Bongards' has century of growth
Any way you slice it, Bongards’ Creamery has come a long way since its debut a century ago.
It all started on Oct. 18, 1908, when a group of about 25 farmers from near the Carver County town of Bongards met to organize a cooperative creamery.
A modest brick building was constructed and butter making began. The butter maker was the only employee, so shareholders all had to pitch in, cutting and hauling ice for cooling.
“They held the first meeting to find a way to market their milk,” Bongards’ office manager Karen Nagel said. The farmers started by selling some of the cream, and their first butter shipments in February 1909 were to a customer in New York.

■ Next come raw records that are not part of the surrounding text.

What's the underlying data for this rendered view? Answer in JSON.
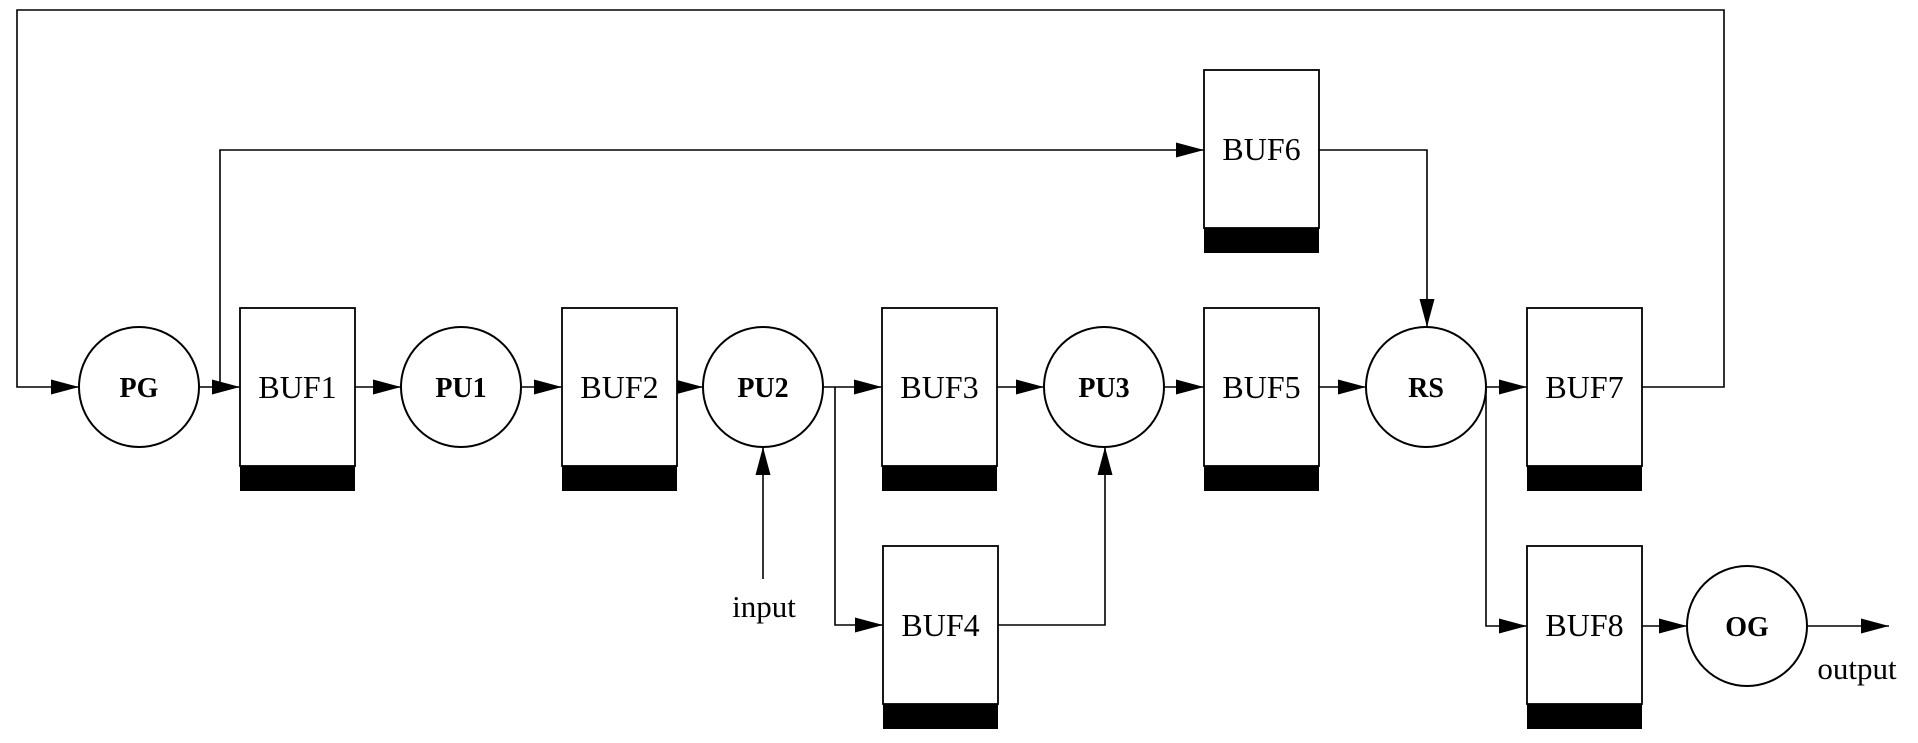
{
  "diagram": {
    "type": "block-diagram",
    "colors": {
      "stroke": "#000000",
      "background": "#ffffff",
      "buffer_bar": "#000000"
    },
    "nodes": {
      "pg": {
        "label": "PG",
        "kind": "process"
      },
      "pu1": {
        "label": "PU1",
        "kind": "process"
      },
      "pu2": {
        "label": "PU2",
        "kind": "process"
      },
      "pu3": {
        "label": "PU3",
        "kind": "process"
      },
      "rs": {
        "label": "RS",
        "kind": "process"
      },
      "og": {
        "label": "OG",
        "kind": "process"
      },
      "buf1": {
        "label": "BUF1",
        "kind": "buffer"
      },
      "buf2": {
        "label": "BUF2",
        "kind": "buffer"
      },
      "buf3": {
        "label": "BUF3",
        "kind": "buffer"
      },
      "buf4": {
        "label": "BUF4",
        "kind": "buffer"
      },
      "buf5": {
        "label": "BUF5",
        "kind": "buffer"
      },
      "buf6": {
        "label": "BUF6",
        "kind": "buffer"
      },
      "buf7": {
        "label": "BUF7",
        "kind": "buffer"
      },
      "buf8": {
        "label": "BUF8",
        "kind": "buffer"
      }
    },
    "io_labels": {
      "input": "input",
      "output": "output"
    },
    "edges": [
      {
        "from": "buf7",
        "to": "pg",
        "note": "feedback loop"
      },
      {
        "from": "pg",
        "to": "buf1"
      },
      {
        "from": "pg",
        "to": "buf6"
      },
      {
        "from": "buf1",
        "to": "pu1"
      },
      {
        "from": "pu1",
        "to": "buf2"
      },
      {
        "from": "buf2",
        "to": "pu2"
      },
      {
        "from": "input",
        "to": "pu2"
      },
      {
        "from": "pu2",
        "to": "buf3"
      },
      {
        "from": "pu2",
        "to": "buf4"
      },
      {
        "from": "buf3",
        "to": "pu3"
      },
      {
        "from": "buf4",
        "to": "pu3"
      },
      {
        "from": "pu3",
        "to": "buf5"
      },
      {
        "from": "buf5",
        "to": "rs"
      },
      {
        "from": "buf6",
        "to": "rs"
      },
      {
        "from": "rs",
        "to": "buf7"
      },
      {
        "from": "rs",
        "to": "buf8"
      },
      {
        "from": "buf8",
        "to": "og"
      },
      {
        "from": "og",
        "to": "output"
      }
    ]
  }
}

Butter production continued until 1938, when the Bongards’ board was faced with tough decisions. Equipment was wearing out and in need of repair, and manager Fred Hedtke resigned because of health problems.

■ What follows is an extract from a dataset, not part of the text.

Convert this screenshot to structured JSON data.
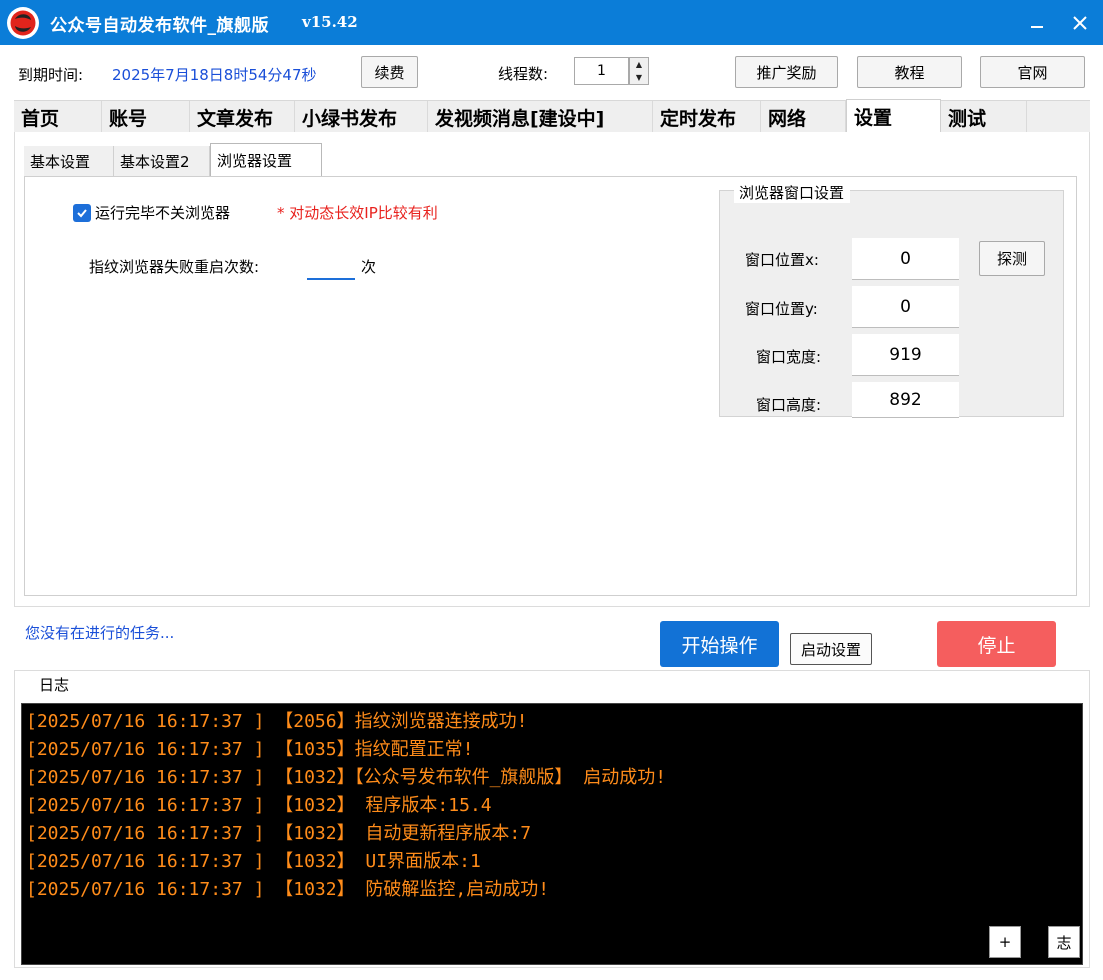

The board had to decide if more money should be invested into the company.
They decided to take a chance, and hired Jack Budahn from Arlington as general manager. Budahn served in this position for more than 50 years, helping Bongards’ Creamery to remain strong.
Four years after Budahn was hired, Bongards’ began producing cheese.
Arle Jones, from West Concord, was hired as Bongards’ first cheese maker. During World War II, demand for cheese was high, and four extra employees were hired. In 1942, Bongards’ also completed an addition to the plant building.
“They first started with natural cheeses like Colby, cheddar and Monterey Jack,” Nagel said. Later, more varieties were added.
Currently, Bongards’ produces about 60 million pounds of natural cheese every year, Bongards’ General Manager Keith Grove said.
In 1973, another big change occurred for Bongards’ Creamery processed cheese production. Processed cheese has become Bongards’ primary product, with about 90 million to 100 million pounds of processed American cheese being made every year, Grove said.
Bongards’ also produces whey products such as whey protein isolate, whey protein concentrate 80 percent and deproteinized whey powder. The company uses a special low-temperature processing system to keep the whey proteins in their most natural condition.
In 2003, Bongards’ purchased a plant in Perham with newer whey powder equipment. The Perham plant also produces all of Bongards’ natural cheese. Some of that cheese is then made into processed cheese at the plant in Bongards.
Across the street from the Bongards’ plant is the company store.
“We are expanding our retail store,” Grove said. “By this summer, we’ll have more products to offer.” Cheese and other products can be ordered online, by phone or in person. In addition to the traditional varieties, Bongards’ offers specialty cheeses such as garden vegetable, bacon, pepper jack and horseradish.
Nagel said Bongards’ Creamery is always working to develop new products and to keep customers satisfied.
Some information for this article was taken from a newsletter written by Bongards’ office manager Karen Nagel.